To the Reverend Cuthbert Southey

C UTHBERT ! whose father first in all our land
Sate in calm judgment on poetic peer,
Whom hatred never, friendship seldom, warpt . .
Agen I read his page and hear his voice;
I heard it ere I knew it, ere I saw
Who uttered it, each then to each unknown.
Twelve years had past, when upon Avon's cliff,
Hard-by his birthplace, first our hands were joined;
After three more he visited my home.
Along Lantony's ruined ailes we walkt
And woods then pathless, over verdant hill
And ruddy mountain, and aside the stream
Of sparkling Hondy.
Just at close of day
There by the comet's light we saw the fox
Rush from the alders, nor relax in speed
Until he trod the pathway of his sires
Under the hoary crag of Comioy.
Then both were happy.
War had paus'd: the Loire
Invited me. Again burst forth fierce War.
I minded not his fury: there I staid,
Sole of my countrymen, and foes abstain'd
(Tho' sore and bleeding) from my house alone.
But female fear impelld me past the Alps,
Where, loveliest of all lakes, the Lario sleeps
Under the walls of Como.
There he came
Again to see me; there again our walks
We recommenced . . less happy than before.
Grief had swept over him; days darkened round:
Bellagio, Valintelvi, smiled in vain,
And Monterosa from Helvetia far
Advanced to meet us, mild in majesty
Above the glittering crests of giant sons
Stationed around . . . in vain too, all in vain.
Perhaps the hour may come when others, taught
By him to read, may read my page aright
And find what lies within it; time enough
Is there before us in the world of thought.
The favor I may need I scorn to ask.
What sovran is there able to reprieve,
How then to grant, the life of the condemned
By Justice, where the Muses take their seat?
Never was I impatient to receive
What any man could give me: when a friend
Gave me my due, I took it, and no more . .
Serenely glad because that friend was pleased.
I seek not many, many seek not me.
If there are few now seated at my board,
I pull no children's hair because they munch
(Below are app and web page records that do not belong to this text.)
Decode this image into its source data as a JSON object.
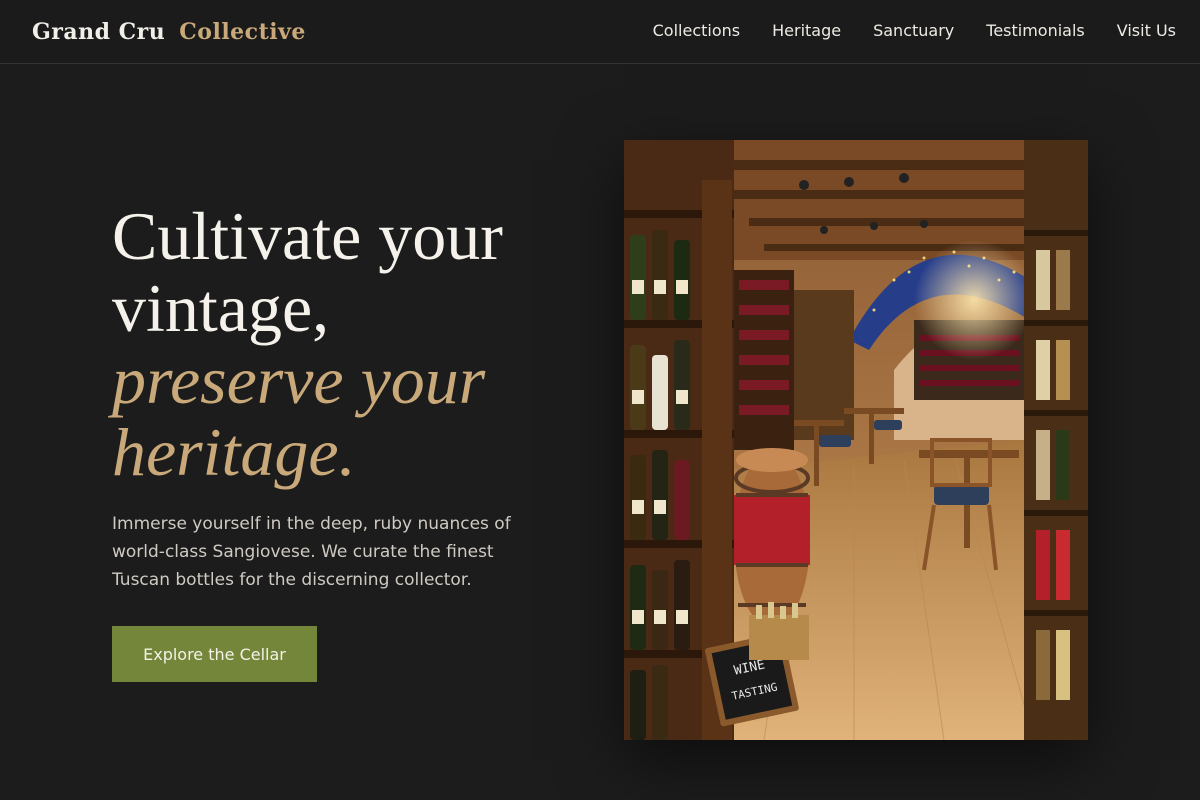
{
  "header": {
    "brand_primary": "Grand Cru",
    "brand_accent": "Collective",
    "nav": [
      {
        "label": "Collections"
      },
      {
        "label": "Heritage"
      },
      {
        "label": "Sanctuary"
      },
      {
        "label": "Testimonials"
      },
      {
        "label": "Visit Us"
      }
    ]
  },
  "hero": {
    "title_line1": "Cultivate your",
    "title_line2": "vintage,",
    "title_accent1": "preserve your",
    "title_accent2": "heritage.",
    "subtitle": "Immerse yourself in the deep, ruby nuances of world-class Sangiovese. We curate the finest Tuscan bottles for the discerning collector.",
    "cta_label": "Explore the Cellar"
  },
  "photo": {
    "sign_line1": "WINE",
    "sign_line2": "TASTING"
  },
  "colors": {
    "background": "#1c1c1c",
    "accent": "#c9a97a",
    "cta": "#738639"
  }
}
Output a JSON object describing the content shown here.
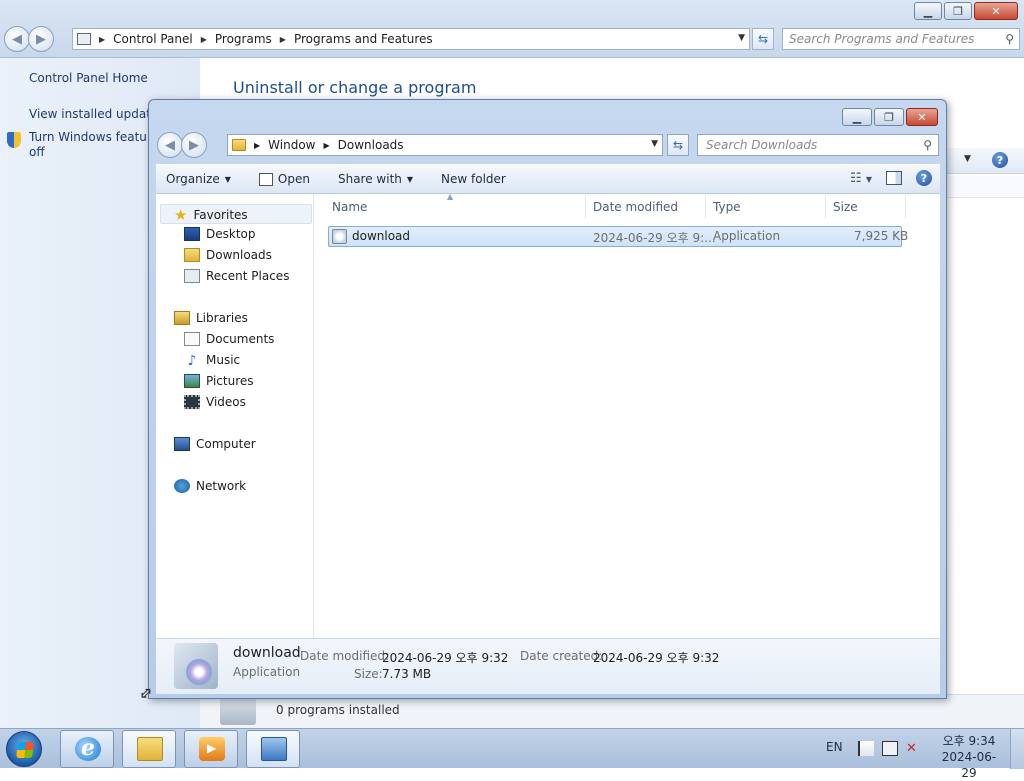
{
  "control_panel": {
    "breadcrumb": [
      "Control Panel",
      "Programs",
      "Programs and Features"
    ],
    "search_placeholder": "Search Programs and Features",
    "left_links": {
      "home": "Control Panel Home",
      "updates": "View installed updates",
      "features_line1": "Turn Windows features on or",
      "features_line2": "off"
    },
    "title": "Uninstall or change a program",
    "status_text": "0 programs installed",
    "help_glyph": "?"
  },
  "explorer": {
    "breadcrumb": [
      "Window",
      "Downloads"
    ],
    "search_placeholder": "Search Downloads",
    "toolbar": {
      "organize": "Organize",
      "open": "Open",
      "share_with": "Share with",
      "new_folder": "New folder",
      "help_glyph": "?"
    },
    "nav": {
      "favorites": "Favorites",
      "desktop": "Desktop",
      "downloads": "Downloads",
      "recent_places": "Recent Places",
      "libraries": "Libraries",
      "documents": "Documents",
      "music": "Music",
      "pictures": "Pictures",
      "videos": "Videos",
      "computer": "Computer",
      "network": "Network"
    },
    "columns": {
      "name": "Name",
      "date_modified": "Date modified",
      "type": "Type",
      "size": "Size"
    },
    "files": [
      {
        "name": "download",
        "date_modified": "2024-06-29 오후 9:...",
        "type": "Application",
        "size": "7,925 KB",
        "selected": true
      }
    ],
    "details": {
      "name": "download",
      "type": "Application",
      "date_modified_label": "Date modified:",
      "date_modified_value": "2024-06-29 오후 9:32",
      "date_created_label": "Date created:",
      "date_created_value": "2024-06-29 오후 9:32",
      "size_label": "Size:",
      "size_value": "7.73 MB"
    }
  },
  "taskbar": {
    "language": "EN",
    "time": "오후 9:34",
    "date": "2024-06-29",
    "pinned": [
      "internet-explorer",
      "windows-explorer",
      "media-player",
      "control-panel"
    ]
  },
  "colors": {
    "link": "#1e3a6e",
    "title_blue": "#1e4e91",
    "selection": "#cfe3f8",
    "taskbar": "#a9bfdb"
  }
}
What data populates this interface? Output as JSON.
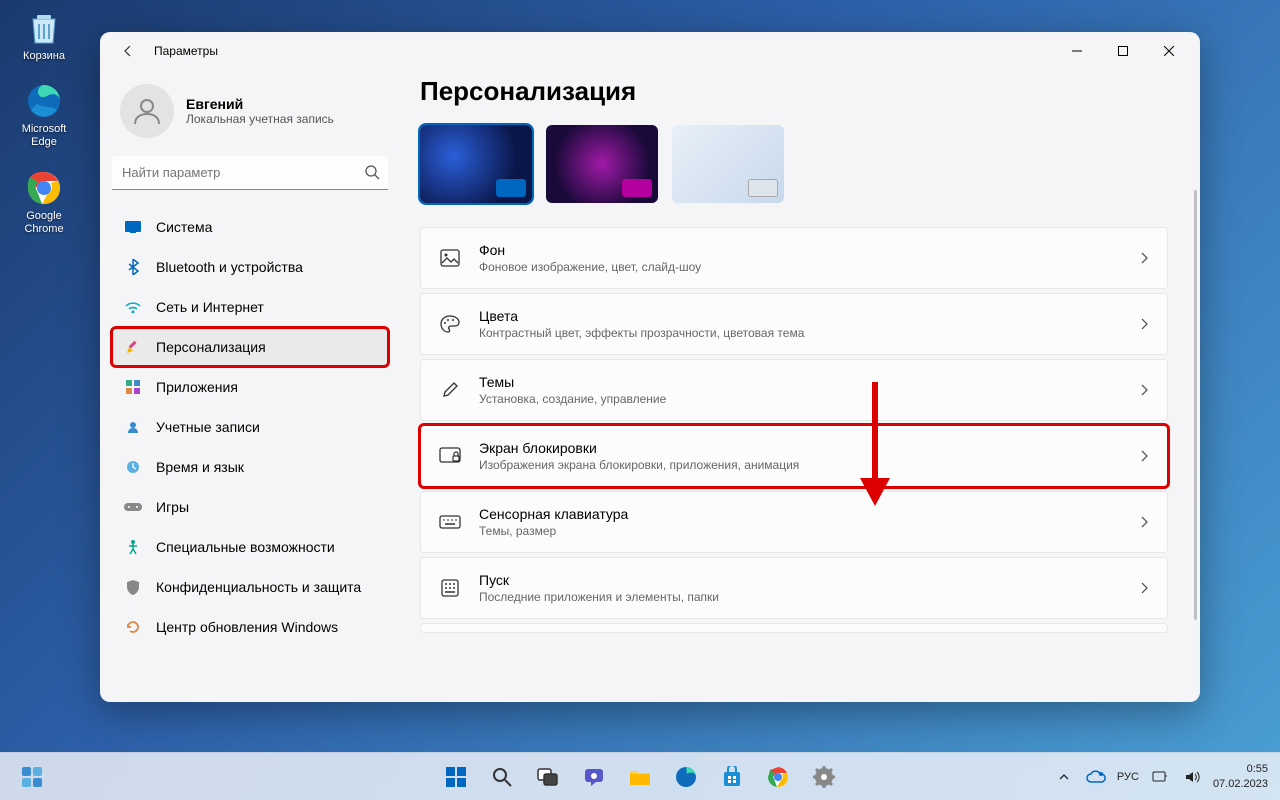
{
  "desktop": {
    "icons": [
      {
        "label": "Корзина"
      },
      {
        "label": "Microsoft Edge"
      },
      {
        "label": "Google Chrome"
      }
    ]
  },
  "window": {
    "title": "Параметры",
    "user": {
      "name": "Евгений",
      "sub": "Локальная учетная запись"
    },
    "search_placeholder": "Найти параметр",
    "nav": [
      {
        "label": "Система"
      },
      {
        "label": "Bluetooth и устройства"
      },
      {
        "label": "Сеть и Интернет"
      },
      {
        "label": "Персонализация"
      },
      {
        "label": "Приложения"
      },
      {
        "label": "Учетные записи"
      },
      {
        "label": "Время и язык"
      },
      {
        "label": "Игры"
      },
      {
        "label": "Специальные возможности"
      },
      {
        "label": "Конфиденциальность и защита"
      },
      {
        "label": "Центр обновления Windows"
      }
    ],
    "page": {
      "title": "Персонализация",
      "cards": [
        {
          "title": "Фон",
          "sub": "Фоновое изображение, цвет, слайд-шоу"
        },
        {
          "title": "Цвета",
          "sub": "Контрастный цвет, эффекты прозрачности, цветовая тема"
        },
        {
          "title": "Темы",
          "sub": "Установка, создание, управление"
        },
        {
          "title": "Экран блокировки",
          "sub": "Изображения экрана блокировки, приложения, анимация"
        },
        {
          "title": "Сенсорная клавиатура",
          "sub": "Темы, размер"
        },
        {
          "title": "Пуск",
          "sub": "Последние приложения и элементы, папки"
        }
      ]
    }
  },
  "taskbar": {
    "lang": "РУС",
    "time": "0:55",
    "date": "07.02.2023"
  }
}
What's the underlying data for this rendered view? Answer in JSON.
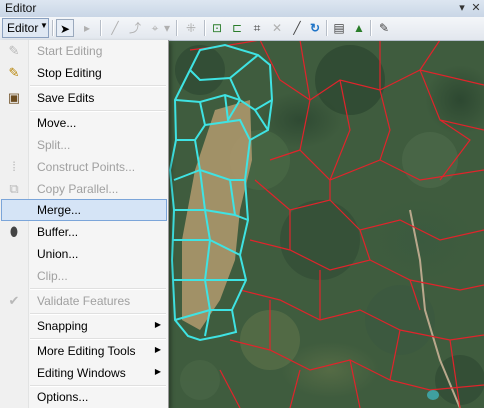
{
  "window": {
    "title": "Editor"
  },
  "toolbar": {
    "editor_label": "Editor",
    "tools": [
      {
        "icon": "pointer-arrow-icon",
        "enabled": true
      },
      {
        "icon": "edit-annotation-icon",
        "enabled": false
      },
      {
        "icon": "straight-segment-icon",
        "enabled": false
      },
      {
        "icon": "trace-icon",
        "enabled": false
      },
      {
        "icon": "point-icon",
        "enabled": false
      },
      {
        "icon": "edit-vertices-icon",
        "enabled": true
      },
      {
        "icon": "reshape-feature-icon",
        "enabled": true
      },
      {
        "icon": "cut-polygons-icon",
        "enabled": true
      },
      {
        "icon": "split-tool-icon",
        "enabled": false
      },
      {
        "icon": "rotate-icon",
        "enabled": true
      },
      {
        "icon": "attributes-icon",
        "enabled": true
      },
      {
        "icon": "sketch-properties-icon",
        "enabled": true
      },
      {
        "icon": "create-features-icon",
        "enabled": true
      }
    ]
  },
  "menu": {
    "items": [
      {
        "label": "Start Editing",
        "icon": "pencil-icon",
        "enabled": false
      },
      {
        "label": "Stop Editing",
        "icon": "stop-editing-icon",
        "enabled": true
      },
      {
        "label": "Save Edits",
        "icon": "save-icon",
        "enabled": true
      },
      {
        "label": "Move...",
        "enabled": true
      },
      {
        "label": "Split...",
        "enabled": false
      },
      {
        "label": "Construct Points...",
        "icon": "construct-points-icon",
        "enabled": false
      },
      {
        "label": "Copy Parallel...",
        "icon": "copy-parallel-icon",
        "enabled": false
      },
      {
        "label": "Merge...",
        "enabled": true,
        "highlighted": true
      },
      {
        "label": "Buffer...",
        "icon": "buffer-icon",
        "enabled": true
      },
      {
        "label": "Union...",
        "enabled": true
      },
      {
        "label": "Clip...",
        "enabled": false
      },
      {
        "label": "Validate Features",
        "icon": "validate-icon",
        "enabled": false
      },
      {
        "label": "Snapping",
        "enabled": true,
        "submenu": true
      },
      {
        "label": "More Editing Tools",
        "enabled": true,
        "submenu": true
      },
      {
        "label": "Editing Windows",
        "enabled": true,
        "submenu": true
      },
      {
        "label": "Options...",
        "enabled": true
      }
    ]
  },
  "colors": {
    "selection_outline": "#3fe3e3",
    "parcel_outline": "#e0242b",
    "menu_highlight": "#d5e4f6"
  }
}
Gilt gingerbread, the figured and the sweet,
Or wallow in the innocence of whey;
Give me wild-boar, the buck's broad haunch give me ,
And wine that time has mellowed, even as time
Mellows the warrior hermit in his cell.
Rate this poem: 


No reviews yet.